● **Supplied entries**:

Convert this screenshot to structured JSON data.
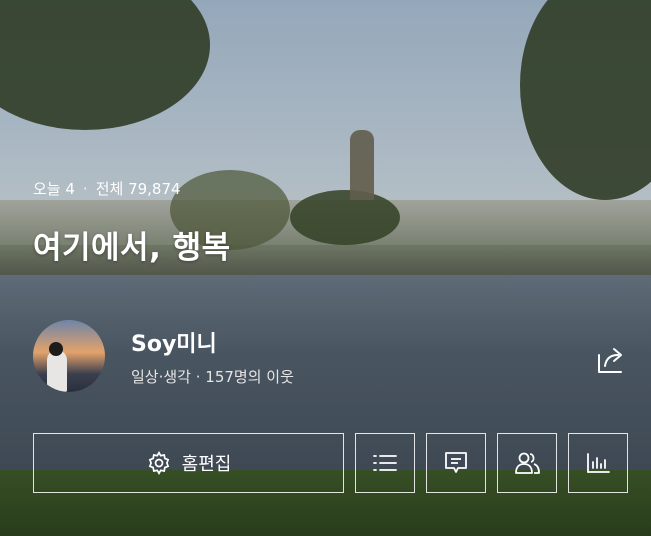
{
  "blog": {
    "today_label": "오늘 4",
    "total_label": "전체 79,874",
    "title": "여기에서, 행복"
  },
  "profile": {
    "name": "Soy미니",
    "meta": "일상·생각 · 157명의 이웃"
  },
  "actions": {
    "edit_label": "홈편집"
  }
}
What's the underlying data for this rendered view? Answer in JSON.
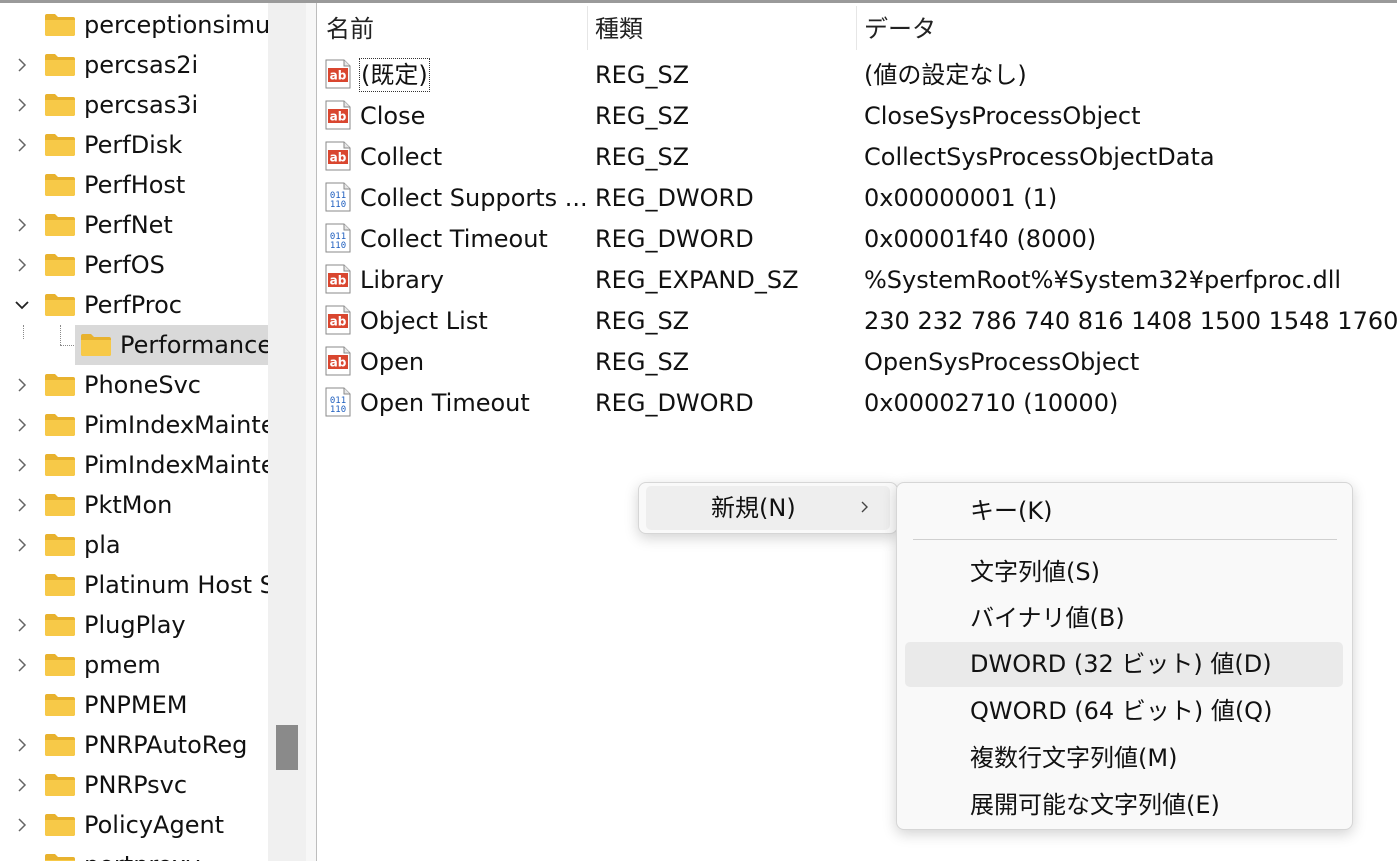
{
  "tree": {
    "items": [
      {
        "label": "perceptionsimu",
        "expandable": false
      },
      {
        "label": "percsas2i",
        "expandable": true
      },
      {
        "label": "percsas3i",
        "expandable": true
      },
      {
        "label": "PerfDisk",
        "expandable": true
      },
      {
        "label": "PerfHost",
        "expandable": false
      },
      {
        "label": "PerfNet",
        "expandable": true
      },
      {
        "label": "PerfOS",
        "expandable": true
      },
      {
        "label": "PerfProc",
        "expandable": "open"
      },
      {
        "label": "Performance",
        "expandable": false,
        "child": true,
        "selected": true
      },
      {
        "label": "PhoneSvc",
        "expandable": true
      },
      {
        "label": "PimIndexMainte",
        "expandable": true
      },
      {
        "label": "PimIndexMainte",
        "expandable": true
      },
      {
        "label": "PktMon",
        "expandable": true
      },
      {
        "label": "pla",
        "expandable": true
      },
      {
        "label": "Platinum Host S",
        "expandable": false
      },
      {
        "label": "PlugPlay",
        "expandable": true
      },
      {
        "label": "pmem",
        "expandable": true
      },
      {
        "label": "PNPMEM",
        "expandable": false
      },
      {
        "label": "PNRPAutoReg",
        "expandable": true
      },
      {
        "label": "PNRPsvc",
        "expandable": true
      },
      {
        "label": "PolicyAgent",
        "expandable": true
      },
      {
        "label": "portproxy",
        "expandable": false
      }
    ]
  },
  "list": {
    "headers": {
      "name": "名前",
      "type": "種類",
      "data": "データ"
    },
    "rows": [
      {
        "icon": "string-value-icon",
        "name": "(既定)",
        "type": "REG_SZ",
        "data": "(値の設定なし)",
        "focused": true
      },
      {
        "icon": "string-value-icon",
        "name": "Close",
        "type": "REG_SZ",
        "data": "CloseSysProcessObject"
      },
      {
        "icon": "string-value-icon",
        "name": "Collect",
        "type": "REG_SZ",
        "data": "CollectSysProcessObjectData"
      },
      {
        "icon": "binary-value-icon",
        "name": "Collect Supports ...",
        "type": "REG_DWORD",
        "data": "0x00000001 (1)"
      },
      {
        "icon": "binary-value-icon",
        "name": "Collect Timeout",
        "type": "REG_DWORD",
        "data": "0x00001f40 (8000)"
      },
      {
        "icon": "string-value-icon",
        "name": "Library",
        "type": "REG_EXPAND_SZ",
        "data": "%SystemRoot%¥System32¥perfproc.dll"
      },
      {
        "icon": "string-value-icon",
        "name": "Object List",
        "type": "REG_SZ",
        "data": "230 232 786 740 816 1408 1500 1548 1760"
      },
      {
        "icon": "string-value-icon",
        "name": "Open",
        "type": "REG_SZ",
        "data": "OpenSysProcessObject"
      },
      {
        "icon": "binary-value-icon",
        "name": "Open Timeout",
        "type": "REG_DWORD",
        "data": "0x00002710 (10000)"
      }
    ]
  },
  "context_menu": {
    "new_label": "新規(N)"
  },
  "submenu": {
    "items": [
      {
        "label": "キー(K)"
      },
      {
        "label": "文字列値(S)"
      },
      {
        "label": "バイナリ値(B)"
      },
      {
        "label": "DWORD (32 ビット) 値(D)",
        "highlighted": true
      },
      {
        "label": "QWORD (64 ビット) 値(Q)"
      },
      {
        "label": "複数行文字列値(M)"
      },
      {
        "label": "展開可能な文字列値(E)"
      }
    ]
  },
  "colors": {
    "folder": "#f7c948",
    "string_icon_red": "#d9462f",
    "binary_icon_blue": "#1f5fbf",
    "selection": "#d9d9d9",
    "menu_highlight": "#eaeaea"
  }
}
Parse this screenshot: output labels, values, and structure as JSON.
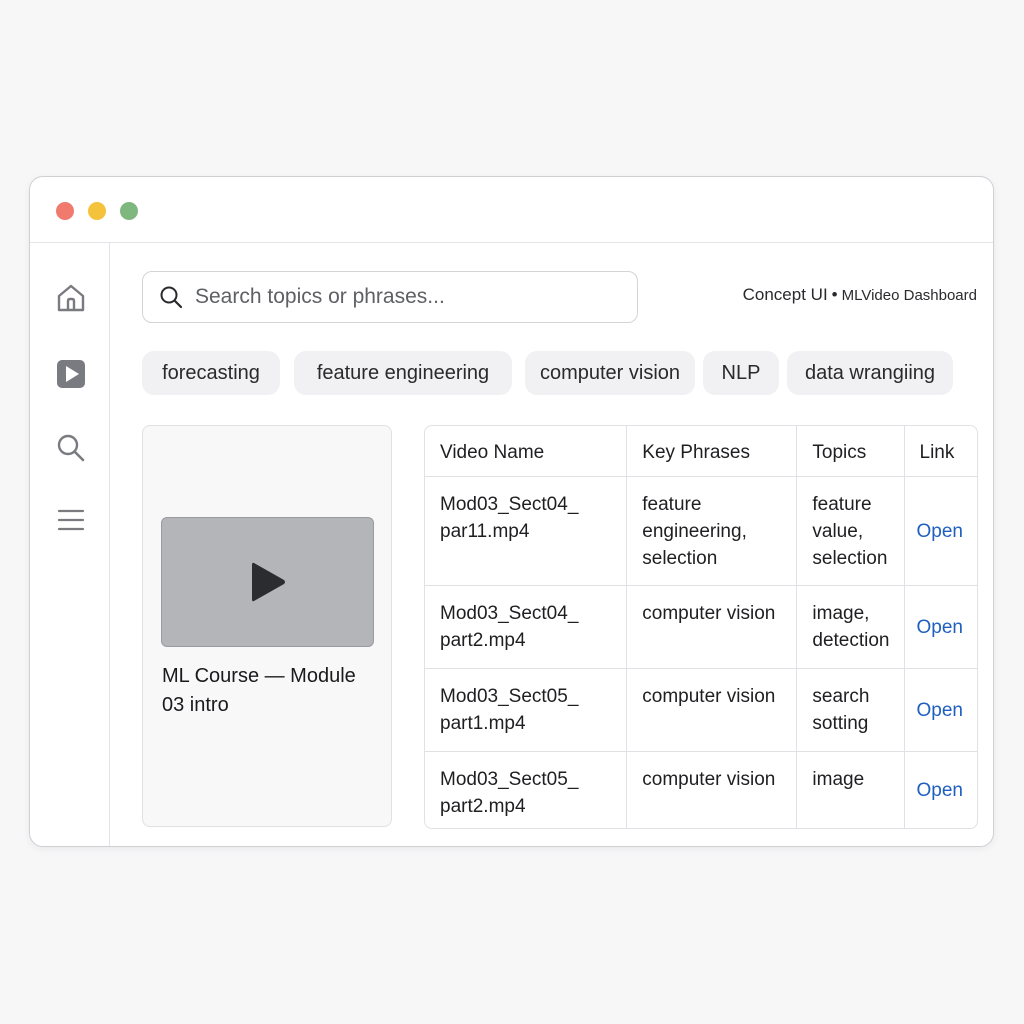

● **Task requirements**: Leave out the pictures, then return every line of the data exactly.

● **Problem solution**:
Convert this screenshot to structured JSON data.
{
  "blog": {
    "today_label": "오늘 4",
    "total_label": "전체 79,874",
    "title": "여기에서, 행복"
  },
  "profile": {
    "name": "Soy미니",
    "meta": "일상·생각 · 157명의 이웃"
  },
  "actions": {
    "edit_label": "홈편집"
  }
}
What's the underlying data for this rendered view? Answer in JSON.
{
  "tree": {
    "items": [
      {
        "label": "perceptionsimu",
        "expandable": false
      },
      {
        "label": "percsas2i",
        "expandable": true
      },
      {
        "label": "percsas3i",
        "expandable": true
      },
      {
        "label": "PerfDisk",
        "expandable": true
      },
      {
        "label": "PerfHost",
        "expandable": false
      },
      {
        "label": "PerfNet",
        "expandable": true
      },
      {
        "label": "PerfOS",
        "expandable": true
      },
      {
        "label": "PerfProc",
        "expandable": "open"
      },
      {
        "label": "Performance",
        "expandable": false,
        "child": true,
        "selected": true
      },
      {
        "label": "PhoneSvc",
        "expandable": true
      },
      {
        "label": "PimIndexMainte",
        "expandable": true
      },
      {
        "label": "PimIndexMainte",
        "expandable": true
      },
      {
        "label": "PktMon",
        "expandable": true
      },
      {
        "label": "pla",
        "expandable": true
      },
      {
        "label": "Platinum Host S",
        "expandable": false
      },
      {
        "label": "PlugPlay",
        "expandable": true
      },
      {
        "label": "pmem",
        "expandable": true
      },
      {
        "label": "PNPMEM",
        "expandable": false
      },
      {
        "label": "PNRPAutoReg",
        "expandable": true
      },
      {
        "label": "PNRPsvc",
        "expandable": true
      },
      {
        "label": "PolicyAgent",
        "expandable": true
      },
      {
        "label": "portproxy",
        "expandable": false
      }
    ]
  },
  "list": {
    "headers": {
      "name": "名前",
      "type": "種類",
      "data": "データ"
    },
    "rows": [
      {
        "icon": "string-value-icon",
        "name": "(既定)",
        "type": "REG_SZ",
        "data": "(値の設定なし)",
        "focused": true
      },
      {
        "icon": "string-value-icon",
        "name": "Close",
        "type": "REG_SZ",
        "data": "CloseSysProcessObject"
      },
      {
        "icon": "string-value-icon",
        "name": "Collect",
        "type": "REG_SZ",
        "data": "CollectSysProcessObjectData"
      },
      {
        "icon": "binary-value-icon",
        "name": "Collect Supports ...",
        "type": "REG_DWORD",
        "data": "0x00000001 (1)"
      },
      {
        "icon": "binary-value-icon",
        "name": "Collect Timeout",
        "type": "REG_DWORD",
        "data": "0x00001f40 (8000)"
      },
      {
        "icon": "string-value-icon",
        "name": "Library",
        "type": "REG_EXPAND_SZ",
        "data": "%SystemRoot%¥System32¥perfproc.dll"
      },
      {
        "icon": "string-value-icon",
        "name": "Object List",
        "type": "REG_SZ",
        "data": "230 232 786 740 816 1408 1500 1548 1760"
      },
      {
        "icon": "string-value-icon",
        "name": "Open",
        "type": "REG_SZ",
        "data": "OpenSysProcessObject"
      },
      {
        "icon": "binary-value-icon",
        "name": "Open Timeout",
        "type": "REG_DWORD",
        "data": "0x00002710 (10000)"
      }
    ]
  },
  "context_menu": {
    "new_label": "新規(N)"
  },
  "submenu": {
    "items": [
      {
        "label": "キー(K)"
      },
      {
        "label": "文字列値(S)"
      },
      {
        "label": "バイナリ値(B)"
      },
      {
        "label": "DWORD (32 ビット) 値(D)",
        "highlighted": true
      },
      {
        "label": "QWORD (64 ビット) 値(Q)"
      },
      {
        "label": "複数行文字列値(M)"
      },
      {
        "label": "展開可能な文字列値(E)"
      }
    ]
  },
  "colors": {
    "folder": "#f7c948",
    "string_icon_red": "#d9462f",
    "binary_icon_blue": "#1f5fbf",
    "selection": "#d9d9d9",
    "menu_highlight": "#eaeaea"
  }
}
Parse this screenshot: output labels, values, and structure as JSON.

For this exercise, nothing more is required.